BOV decides to let cross decision stand for now
February 9, 2007
p. At its meeting Thursday, the Board of Visitors issued a statement acknowledging that College President Gene Nichol made “mistakes” in his handling of the Wren Chapel cross removal.
p. The statement was a change in tone from BOV Rector Michael Powell’s Nov. 16 remarks, which said that the BOV was “proud” and “grateful” for Nichol’s leadership.
p. Rather than taking a stance on the policy, the BOV has instead decided to allow discussion of the issue.
p. “We feel there is merit in taking time to reflect upon the issue and allow full discourse, led by the President’s committee,” the statement read.
p. Invited guests also spoke at the meeting on the topic of the Wren cross. From 12:45 to 1:45, a succession of diverse speakers addressed the Board of Visitors in a section of the meeting open to the public (though not public comment) to allow the Board to hear varied perspectives on the issue.
p. The meeting was the first since President Nichol’s announcement during his State of the College address that a committee would be formed to study the use of the cross and religion in public universities. The Board of Visitors released a statement Thursday supporting the committee;
p. Nichol admitted he may have acted too quickly; the Board noted this, and said that “Nichol has acknowledged that mistakes have been made.”
p. In the meeting, Bob Thompson, ’77, who described his reaction as “shocked” after the decision three months ago, spoke first.
Thompson, as a Christian, said that he feels that the action excluded his religion rather than making a welcoming atmosphere.
p. He also argued that the policy change will not be enough to satisfy those felt excluded when the cross was in place.
p. “Is this so that those who are perpetually offended can be mollified?” he said.
p. Senior James Ambrose, assistant secretary of public affairs and student assembly liaison to the Board of Visitors, stated that he spoke on behalf of students and presented a different viewpoint.
p. “For the majority of students I have spoken to, the issue of the Wren Cross is a non-issue,” he said. “They simply do not see this as an issue that dominates what students do every day on campus.”
p. Students support President Nichol and what he has done for the College in the past 18 months, Ambrose said.
p. Katherine Kulick, president of faculty Assembly and Associate Professor of French, represented faculty. At the Faculty Assembly’s first meeting of the year on Jan. 30, College faculty unanimously affirmed their confidence in President Nichol’s leadership and endorsed his committee formation, she said.

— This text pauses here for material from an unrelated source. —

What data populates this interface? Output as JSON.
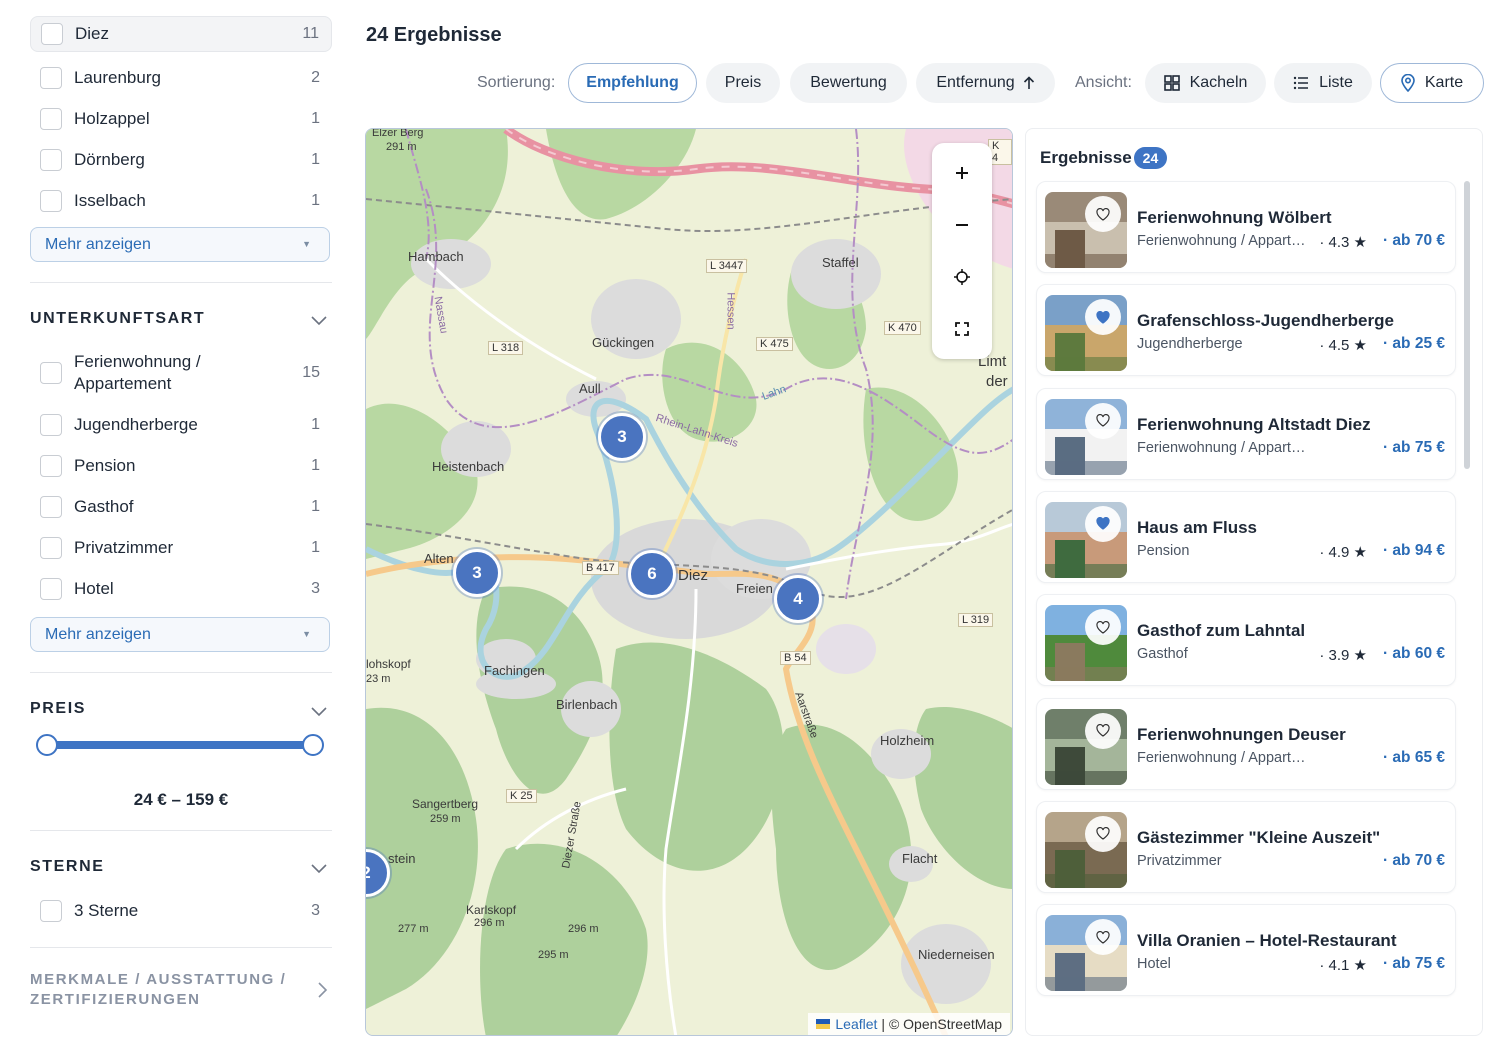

p. “The committee will lead to greater understanding for all involved,” Kulick said.
p. Kulick also cited Professor of Economics Robert Archibald and Professor of Sociology Kathleen Slevin’s combined effort for support of the President’s policy change. The petition circulated for one week and gathered 394 signatures — 71.5 percent of full-time faculty.
p. Vince Haley spoke for SavetheWrenCross.org, providing anecdotes of his experience at the College and how he enjoyed those memories this year visiting during Homecoming weekend. But upon reading about the policy change days later, he was disappointed.
p. “My bubbling enthusiasm drained from me,” he said.
Haley criticized the decision for its lack of public process and asked the Board to be consistent with the College’s history.
p. Campus Ministry, alumni and students allied to resolve the cross debate on campus without outside politics, was represented by Brian Cannon, alumni (’04) and leader in OurCampusUnited.org.
p. “SavetheWrenCross.org and their national political allies cannot be said to represent students and alumni,” he said.
p. He cited statistics asserting that only 6 percent of the signers of the “Save the Wren Cross” petition are current students, only 5 percent of alumni have signed the petition and 70 percent of the signers have no affiliation with the College.
p. “Outside agendas should not be welcomed,” he said.
p. The last of the invited speakers was Rector of Bruton Parish Church Holly Hollerith, who first assured his impartiality on the matter.
p. Hollerith provided background and history of the cross. According to him, after the Reformation, crosses were extremely rare on altars. Bruton Parish did not obtain one until 1909. Around 1939, the church received a new one and began loaning its old one to the Wren Chapel at the College. It was used not used regularly.
p. “I surmise that it was left there more for convenience,” he said
As a minister, he described the cross’s placement as “theologically trivial.”
p. “I urge you to be cautious of the tremendous religious and political hypocrisy that surrounds this issue,” he said to the Board.
Nichol then announced the 14 chosen members of the new committee, which includes co-chairs James Livingstone, Walter G. Mason Professor of Religion Emeritus and Alan Meese, Alumni (’86) and Ball Professor of Law at the William and Mary Law School., who both spoke.
p. Livingstone emphasized the College’s attention to religion through campus organizations and available classes. Mease addressed the new committee’s upcoming challenges in organizing itself and conducting interviews.
p. The Board will hear recommendations concerning the cross from the president and the new committee in April and proceed from there.